The process initially converts municipal solid waste (MSW) or commercial and industrial waste into a syngas which is subsequently combusted in a separate chamber before the resultant heat is used to generate steam. The steam can be used to supply heat, but is more typically used in a turbine to produce electricity.
As an advanced conversion technology (ACT), the Energos process qualifies for Renewable Obligation Certificates (ROCs) for the electricity produced from the renewable content of the waste.
The incoming waste requires only minimal pre-treatment, which minimises operating costs, and produces very low emissions to atmosphere due to the two-stage process. In particular, the nitrogen oxide emissions are very low and require no additional abatement, unlike most thermal processes.
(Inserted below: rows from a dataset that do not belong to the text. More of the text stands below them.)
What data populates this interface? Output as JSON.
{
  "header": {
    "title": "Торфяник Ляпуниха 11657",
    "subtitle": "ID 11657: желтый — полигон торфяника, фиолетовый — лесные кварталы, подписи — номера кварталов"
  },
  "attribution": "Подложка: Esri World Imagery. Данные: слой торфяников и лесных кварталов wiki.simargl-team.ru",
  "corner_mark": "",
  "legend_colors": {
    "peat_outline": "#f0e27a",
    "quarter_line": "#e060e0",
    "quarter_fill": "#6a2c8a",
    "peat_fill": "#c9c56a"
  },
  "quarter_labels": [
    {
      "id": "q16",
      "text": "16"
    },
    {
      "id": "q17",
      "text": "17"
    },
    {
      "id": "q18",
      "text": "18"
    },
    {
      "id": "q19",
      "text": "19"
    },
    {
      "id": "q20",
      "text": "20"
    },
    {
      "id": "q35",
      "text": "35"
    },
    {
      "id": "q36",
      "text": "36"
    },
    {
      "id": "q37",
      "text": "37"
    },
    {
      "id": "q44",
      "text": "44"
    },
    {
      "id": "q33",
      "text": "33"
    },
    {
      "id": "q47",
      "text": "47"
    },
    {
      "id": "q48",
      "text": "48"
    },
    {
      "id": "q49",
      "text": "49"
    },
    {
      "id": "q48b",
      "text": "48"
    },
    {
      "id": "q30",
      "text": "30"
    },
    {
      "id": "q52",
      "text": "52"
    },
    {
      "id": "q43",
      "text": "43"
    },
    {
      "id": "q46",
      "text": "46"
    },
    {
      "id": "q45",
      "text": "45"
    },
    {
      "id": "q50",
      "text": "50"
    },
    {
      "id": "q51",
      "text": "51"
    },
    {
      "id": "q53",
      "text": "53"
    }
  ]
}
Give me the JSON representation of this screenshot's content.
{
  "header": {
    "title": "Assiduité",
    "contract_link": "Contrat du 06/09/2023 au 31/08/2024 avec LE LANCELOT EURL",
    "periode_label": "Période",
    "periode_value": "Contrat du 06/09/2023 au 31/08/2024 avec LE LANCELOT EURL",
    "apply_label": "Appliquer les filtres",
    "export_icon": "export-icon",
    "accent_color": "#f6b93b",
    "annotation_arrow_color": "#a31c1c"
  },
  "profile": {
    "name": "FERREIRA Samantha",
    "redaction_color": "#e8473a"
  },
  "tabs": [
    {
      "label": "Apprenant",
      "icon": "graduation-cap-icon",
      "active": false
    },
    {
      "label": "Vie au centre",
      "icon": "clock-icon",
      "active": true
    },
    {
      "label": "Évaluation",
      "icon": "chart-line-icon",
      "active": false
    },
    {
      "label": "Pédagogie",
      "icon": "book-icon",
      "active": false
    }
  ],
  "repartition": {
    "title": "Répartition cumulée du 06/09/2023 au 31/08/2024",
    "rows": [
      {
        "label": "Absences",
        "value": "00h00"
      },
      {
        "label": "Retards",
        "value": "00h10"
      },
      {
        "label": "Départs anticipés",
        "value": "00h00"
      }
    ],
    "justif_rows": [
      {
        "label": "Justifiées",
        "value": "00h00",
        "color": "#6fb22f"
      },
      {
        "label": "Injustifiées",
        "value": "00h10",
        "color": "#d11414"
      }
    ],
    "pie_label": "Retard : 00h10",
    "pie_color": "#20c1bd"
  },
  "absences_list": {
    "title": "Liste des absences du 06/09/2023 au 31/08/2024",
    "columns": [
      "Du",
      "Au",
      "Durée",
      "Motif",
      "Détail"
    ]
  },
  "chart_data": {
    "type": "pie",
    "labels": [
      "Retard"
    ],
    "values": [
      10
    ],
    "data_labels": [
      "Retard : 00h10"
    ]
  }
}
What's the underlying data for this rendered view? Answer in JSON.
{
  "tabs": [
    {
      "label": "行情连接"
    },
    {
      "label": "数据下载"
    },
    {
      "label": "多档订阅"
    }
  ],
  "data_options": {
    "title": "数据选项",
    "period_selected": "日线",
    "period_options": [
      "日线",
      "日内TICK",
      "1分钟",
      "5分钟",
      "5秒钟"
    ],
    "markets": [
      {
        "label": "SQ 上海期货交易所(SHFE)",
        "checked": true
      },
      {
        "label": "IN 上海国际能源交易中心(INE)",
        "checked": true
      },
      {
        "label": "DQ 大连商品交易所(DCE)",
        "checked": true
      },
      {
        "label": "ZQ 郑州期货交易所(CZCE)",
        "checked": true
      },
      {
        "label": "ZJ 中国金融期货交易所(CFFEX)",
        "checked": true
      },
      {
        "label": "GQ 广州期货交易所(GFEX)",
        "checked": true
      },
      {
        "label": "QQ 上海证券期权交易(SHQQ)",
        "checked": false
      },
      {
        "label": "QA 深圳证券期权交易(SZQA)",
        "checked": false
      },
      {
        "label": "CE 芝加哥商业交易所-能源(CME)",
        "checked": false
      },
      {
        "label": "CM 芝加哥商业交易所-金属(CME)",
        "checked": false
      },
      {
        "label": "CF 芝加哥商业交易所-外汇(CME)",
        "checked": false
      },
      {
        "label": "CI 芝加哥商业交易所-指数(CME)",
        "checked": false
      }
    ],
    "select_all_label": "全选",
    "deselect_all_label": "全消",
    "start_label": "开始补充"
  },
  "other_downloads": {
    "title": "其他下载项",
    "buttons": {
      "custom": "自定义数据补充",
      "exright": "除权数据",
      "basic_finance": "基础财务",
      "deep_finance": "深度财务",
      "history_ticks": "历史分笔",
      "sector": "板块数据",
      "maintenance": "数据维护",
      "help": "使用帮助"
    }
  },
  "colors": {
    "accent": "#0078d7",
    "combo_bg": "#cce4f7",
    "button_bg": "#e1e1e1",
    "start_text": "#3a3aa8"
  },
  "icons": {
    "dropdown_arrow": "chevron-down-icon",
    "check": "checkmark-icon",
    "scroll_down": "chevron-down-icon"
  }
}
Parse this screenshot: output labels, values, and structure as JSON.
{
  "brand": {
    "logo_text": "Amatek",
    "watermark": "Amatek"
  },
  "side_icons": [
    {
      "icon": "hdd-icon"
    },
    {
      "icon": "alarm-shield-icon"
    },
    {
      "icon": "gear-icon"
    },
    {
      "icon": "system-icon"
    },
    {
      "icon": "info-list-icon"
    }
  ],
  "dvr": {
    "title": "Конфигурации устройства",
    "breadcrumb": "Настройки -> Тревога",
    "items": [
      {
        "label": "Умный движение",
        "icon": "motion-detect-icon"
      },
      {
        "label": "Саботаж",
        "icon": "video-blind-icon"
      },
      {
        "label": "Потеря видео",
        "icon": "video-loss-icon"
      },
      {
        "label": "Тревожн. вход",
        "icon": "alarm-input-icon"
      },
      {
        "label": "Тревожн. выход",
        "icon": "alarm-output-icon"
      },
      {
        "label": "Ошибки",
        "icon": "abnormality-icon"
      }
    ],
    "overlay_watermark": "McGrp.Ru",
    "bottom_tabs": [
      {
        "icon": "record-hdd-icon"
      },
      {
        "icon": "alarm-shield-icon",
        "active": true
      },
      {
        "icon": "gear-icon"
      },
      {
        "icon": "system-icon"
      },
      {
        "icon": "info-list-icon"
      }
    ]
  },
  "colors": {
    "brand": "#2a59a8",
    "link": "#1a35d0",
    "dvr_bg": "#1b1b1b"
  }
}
Typically, in the UK, the waste requiring processing will be residual waste which has already had recyclable materials removed. All three projects currently under construction in the UK – Glasgow, Milton Keynes and Derby – will process residual waste.
Energos’s technology has the advantage of having reference plants in commercial operation, and is therefore well proven and has no technical risk. This has enabled it to participate in the procurement process, in partnership with a waste service provider, for waste disposal contracts being tendered by local authorities.
The Isle of Wight facility was retrofitted with the Energos technology in 2008 as part of Defra’s New Technology Demonstrator Program, and was the first thermal ACT to be accredited by Ofgem for ROCs.
The community-scale solution is based on a modular design with each ‘line’ having a processing capacity of six tonnes an hour or around 50,000 tonnes a year of waste. The current projects in the UK have either two or three lines, and generate up to 14MW of renewable electricity for export to the grid, benefitting from ROCs.
Anthony Grimshaw is technical director at Energos